==== Dataset records

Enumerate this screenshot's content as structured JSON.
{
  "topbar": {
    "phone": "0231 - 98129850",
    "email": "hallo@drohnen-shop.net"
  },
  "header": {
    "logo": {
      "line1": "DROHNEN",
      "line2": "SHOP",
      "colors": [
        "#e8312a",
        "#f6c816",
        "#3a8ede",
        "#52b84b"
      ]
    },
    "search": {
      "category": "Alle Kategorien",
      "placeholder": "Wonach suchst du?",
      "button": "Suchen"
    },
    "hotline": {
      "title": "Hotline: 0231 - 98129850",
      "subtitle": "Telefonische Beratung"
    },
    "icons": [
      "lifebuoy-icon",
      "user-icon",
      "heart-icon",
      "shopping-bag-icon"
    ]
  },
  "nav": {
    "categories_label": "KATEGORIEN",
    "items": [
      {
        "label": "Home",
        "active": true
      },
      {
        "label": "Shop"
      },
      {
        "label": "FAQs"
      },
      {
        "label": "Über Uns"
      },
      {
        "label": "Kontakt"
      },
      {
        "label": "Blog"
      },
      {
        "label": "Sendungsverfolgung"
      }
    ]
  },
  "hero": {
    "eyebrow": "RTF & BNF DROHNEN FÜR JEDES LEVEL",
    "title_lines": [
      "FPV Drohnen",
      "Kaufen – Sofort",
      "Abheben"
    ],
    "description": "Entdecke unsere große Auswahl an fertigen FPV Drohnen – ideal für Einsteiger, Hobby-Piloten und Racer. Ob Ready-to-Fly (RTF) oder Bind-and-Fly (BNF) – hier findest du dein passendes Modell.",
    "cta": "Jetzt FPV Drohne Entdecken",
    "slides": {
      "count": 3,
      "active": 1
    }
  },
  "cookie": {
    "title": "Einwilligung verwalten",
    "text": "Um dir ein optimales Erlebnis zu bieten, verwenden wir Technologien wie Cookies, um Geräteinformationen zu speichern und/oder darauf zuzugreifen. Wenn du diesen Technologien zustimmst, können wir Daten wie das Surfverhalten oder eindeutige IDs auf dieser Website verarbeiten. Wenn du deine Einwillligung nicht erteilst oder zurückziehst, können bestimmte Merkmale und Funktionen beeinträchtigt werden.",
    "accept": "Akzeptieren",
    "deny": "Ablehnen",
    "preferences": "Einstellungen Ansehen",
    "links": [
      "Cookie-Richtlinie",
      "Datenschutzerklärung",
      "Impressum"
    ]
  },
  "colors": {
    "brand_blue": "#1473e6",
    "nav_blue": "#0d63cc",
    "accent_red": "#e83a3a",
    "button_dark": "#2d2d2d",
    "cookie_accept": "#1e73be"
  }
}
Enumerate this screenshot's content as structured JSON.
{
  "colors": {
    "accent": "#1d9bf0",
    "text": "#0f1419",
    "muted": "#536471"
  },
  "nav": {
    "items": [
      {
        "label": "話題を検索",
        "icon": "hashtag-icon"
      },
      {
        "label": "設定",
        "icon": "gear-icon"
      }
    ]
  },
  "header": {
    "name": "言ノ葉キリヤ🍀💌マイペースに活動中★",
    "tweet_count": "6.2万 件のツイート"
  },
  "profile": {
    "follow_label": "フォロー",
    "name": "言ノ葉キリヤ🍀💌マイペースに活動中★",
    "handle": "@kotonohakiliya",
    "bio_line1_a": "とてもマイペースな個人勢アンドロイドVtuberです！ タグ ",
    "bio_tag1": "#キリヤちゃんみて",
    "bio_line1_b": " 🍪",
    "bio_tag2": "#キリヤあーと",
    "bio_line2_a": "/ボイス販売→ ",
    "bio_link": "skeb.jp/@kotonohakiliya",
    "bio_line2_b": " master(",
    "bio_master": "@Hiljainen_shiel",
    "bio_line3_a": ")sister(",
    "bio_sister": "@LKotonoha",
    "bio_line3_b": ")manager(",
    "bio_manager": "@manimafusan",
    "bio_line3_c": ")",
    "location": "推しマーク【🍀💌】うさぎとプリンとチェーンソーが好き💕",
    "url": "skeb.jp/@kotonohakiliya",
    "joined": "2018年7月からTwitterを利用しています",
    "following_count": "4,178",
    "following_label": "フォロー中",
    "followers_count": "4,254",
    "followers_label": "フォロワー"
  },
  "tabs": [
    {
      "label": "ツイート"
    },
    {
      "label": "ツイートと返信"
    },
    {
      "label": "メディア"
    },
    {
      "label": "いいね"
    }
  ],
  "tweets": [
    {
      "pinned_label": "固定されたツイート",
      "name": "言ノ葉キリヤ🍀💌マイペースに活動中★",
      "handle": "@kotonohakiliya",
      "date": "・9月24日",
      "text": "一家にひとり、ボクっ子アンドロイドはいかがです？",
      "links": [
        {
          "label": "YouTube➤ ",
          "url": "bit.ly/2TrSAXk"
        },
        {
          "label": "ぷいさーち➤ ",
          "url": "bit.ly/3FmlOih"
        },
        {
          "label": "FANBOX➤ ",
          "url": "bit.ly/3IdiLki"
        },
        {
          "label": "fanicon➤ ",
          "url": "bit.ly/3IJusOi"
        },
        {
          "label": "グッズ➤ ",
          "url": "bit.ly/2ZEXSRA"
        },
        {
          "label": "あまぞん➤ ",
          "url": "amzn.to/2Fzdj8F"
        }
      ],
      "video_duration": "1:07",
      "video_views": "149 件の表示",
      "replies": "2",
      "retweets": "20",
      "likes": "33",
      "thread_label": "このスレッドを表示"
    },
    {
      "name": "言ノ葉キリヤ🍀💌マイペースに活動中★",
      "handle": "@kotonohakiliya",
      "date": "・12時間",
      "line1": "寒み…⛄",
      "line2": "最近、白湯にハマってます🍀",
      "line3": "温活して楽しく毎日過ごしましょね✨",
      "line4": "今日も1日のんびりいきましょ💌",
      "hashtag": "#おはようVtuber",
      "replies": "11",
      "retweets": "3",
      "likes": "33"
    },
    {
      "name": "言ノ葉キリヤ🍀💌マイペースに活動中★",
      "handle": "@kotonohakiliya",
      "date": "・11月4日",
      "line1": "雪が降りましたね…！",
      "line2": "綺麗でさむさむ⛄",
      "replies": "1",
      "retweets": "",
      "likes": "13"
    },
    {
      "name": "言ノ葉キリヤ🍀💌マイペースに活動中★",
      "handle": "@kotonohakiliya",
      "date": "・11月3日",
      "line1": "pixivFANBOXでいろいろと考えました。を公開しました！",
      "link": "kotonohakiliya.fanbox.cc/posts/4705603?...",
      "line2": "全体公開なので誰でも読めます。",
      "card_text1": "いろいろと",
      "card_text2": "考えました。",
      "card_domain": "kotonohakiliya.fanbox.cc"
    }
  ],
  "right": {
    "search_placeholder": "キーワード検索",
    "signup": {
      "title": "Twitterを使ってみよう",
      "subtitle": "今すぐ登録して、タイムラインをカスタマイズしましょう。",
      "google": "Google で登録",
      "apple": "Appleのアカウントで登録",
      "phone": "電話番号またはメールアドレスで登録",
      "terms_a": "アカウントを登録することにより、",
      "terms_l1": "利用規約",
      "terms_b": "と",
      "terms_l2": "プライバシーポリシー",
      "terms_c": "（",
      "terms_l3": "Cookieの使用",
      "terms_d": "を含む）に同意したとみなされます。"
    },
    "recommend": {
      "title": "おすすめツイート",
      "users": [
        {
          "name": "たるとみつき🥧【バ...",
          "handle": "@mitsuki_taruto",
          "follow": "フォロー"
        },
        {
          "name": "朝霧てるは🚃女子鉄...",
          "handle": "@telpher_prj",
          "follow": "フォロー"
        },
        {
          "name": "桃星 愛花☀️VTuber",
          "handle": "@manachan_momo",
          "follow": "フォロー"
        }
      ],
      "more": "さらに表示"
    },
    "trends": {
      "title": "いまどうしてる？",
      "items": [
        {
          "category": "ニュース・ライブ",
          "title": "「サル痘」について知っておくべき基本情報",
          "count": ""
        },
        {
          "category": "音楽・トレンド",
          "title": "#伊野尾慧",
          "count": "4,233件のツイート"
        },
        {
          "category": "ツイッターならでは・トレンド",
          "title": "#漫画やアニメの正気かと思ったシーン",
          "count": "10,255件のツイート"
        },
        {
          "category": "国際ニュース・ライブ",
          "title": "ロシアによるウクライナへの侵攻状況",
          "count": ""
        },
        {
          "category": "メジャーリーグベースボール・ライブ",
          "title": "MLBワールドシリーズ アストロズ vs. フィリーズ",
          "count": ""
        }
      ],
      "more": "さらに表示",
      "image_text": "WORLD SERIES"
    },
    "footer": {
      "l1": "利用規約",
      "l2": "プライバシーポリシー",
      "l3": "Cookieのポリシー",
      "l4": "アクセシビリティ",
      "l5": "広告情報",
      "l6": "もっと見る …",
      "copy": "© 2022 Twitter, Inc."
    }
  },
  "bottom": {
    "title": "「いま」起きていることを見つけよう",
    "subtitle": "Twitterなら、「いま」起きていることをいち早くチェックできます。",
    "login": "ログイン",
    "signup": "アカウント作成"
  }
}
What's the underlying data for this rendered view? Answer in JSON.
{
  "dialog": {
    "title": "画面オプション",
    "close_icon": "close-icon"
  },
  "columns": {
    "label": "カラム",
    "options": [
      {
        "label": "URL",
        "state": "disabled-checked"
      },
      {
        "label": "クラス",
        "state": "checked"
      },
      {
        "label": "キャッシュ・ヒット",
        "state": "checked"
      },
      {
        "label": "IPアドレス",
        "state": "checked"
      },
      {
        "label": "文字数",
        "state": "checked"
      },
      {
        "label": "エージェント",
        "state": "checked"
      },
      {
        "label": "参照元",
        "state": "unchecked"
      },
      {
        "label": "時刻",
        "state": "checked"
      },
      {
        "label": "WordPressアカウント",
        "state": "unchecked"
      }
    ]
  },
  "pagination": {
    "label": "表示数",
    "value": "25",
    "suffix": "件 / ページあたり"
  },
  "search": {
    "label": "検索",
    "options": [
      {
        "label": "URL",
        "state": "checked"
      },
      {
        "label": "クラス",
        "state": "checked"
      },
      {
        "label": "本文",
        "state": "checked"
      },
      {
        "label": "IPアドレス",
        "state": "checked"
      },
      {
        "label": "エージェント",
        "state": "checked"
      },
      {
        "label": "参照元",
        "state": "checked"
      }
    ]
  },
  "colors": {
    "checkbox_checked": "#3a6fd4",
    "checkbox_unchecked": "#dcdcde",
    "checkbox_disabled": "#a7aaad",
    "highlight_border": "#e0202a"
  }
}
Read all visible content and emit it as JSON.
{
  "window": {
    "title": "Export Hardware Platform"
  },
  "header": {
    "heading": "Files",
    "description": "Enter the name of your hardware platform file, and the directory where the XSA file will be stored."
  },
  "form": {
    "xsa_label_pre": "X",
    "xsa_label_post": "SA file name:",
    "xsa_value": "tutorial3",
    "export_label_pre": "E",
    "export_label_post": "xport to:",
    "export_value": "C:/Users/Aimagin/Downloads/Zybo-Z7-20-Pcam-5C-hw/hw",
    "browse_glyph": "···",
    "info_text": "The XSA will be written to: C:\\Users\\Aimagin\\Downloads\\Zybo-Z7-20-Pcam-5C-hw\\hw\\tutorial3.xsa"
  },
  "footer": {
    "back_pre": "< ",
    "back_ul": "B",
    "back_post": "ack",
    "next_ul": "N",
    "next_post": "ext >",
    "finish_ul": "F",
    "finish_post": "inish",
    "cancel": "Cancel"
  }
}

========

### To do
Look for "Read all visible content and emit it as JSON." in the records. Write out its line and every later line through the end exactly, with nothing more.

### Response
Read all visible content and emit it as JSON.
{
  "window": {
    "title": "Export Hardware Platform"
  },
  "header": {
    "heading": "Files",
    "description": "Enter the name of your hardware platform file, and the directory where the XSA file will be stored."
  },
  "form": {
    "xsa_label_pre": "X",
    "xsa_label_post": "SA file name:",
    "xsa_value": "tutorial3",
    "export_label_pre": "E",
    "export_label_post": "xport to:",
    "export_value": "C:/Users/Aimagin/Downloads/Zybo-Z7-20-Pcam-5C-hw/hw",
    "browse_glyph": "···",
    "info_text": "The XSA will be written to: C:\\Users\\Aimagin\\Downloads\\Zybo-Z7-20-Pcam-5C-hw\\hw\\tutorial3.xsa"
  },
  "footer": {
    "back_pre": "< ",
    "back_ul": "B",
    "back_post": "ack",
    "next_ul": "N",
    "next_post": "ext >",
    "finish_ul": "F",
    "finish_post": "inish",
    "cancel": "Cancel"
  }
}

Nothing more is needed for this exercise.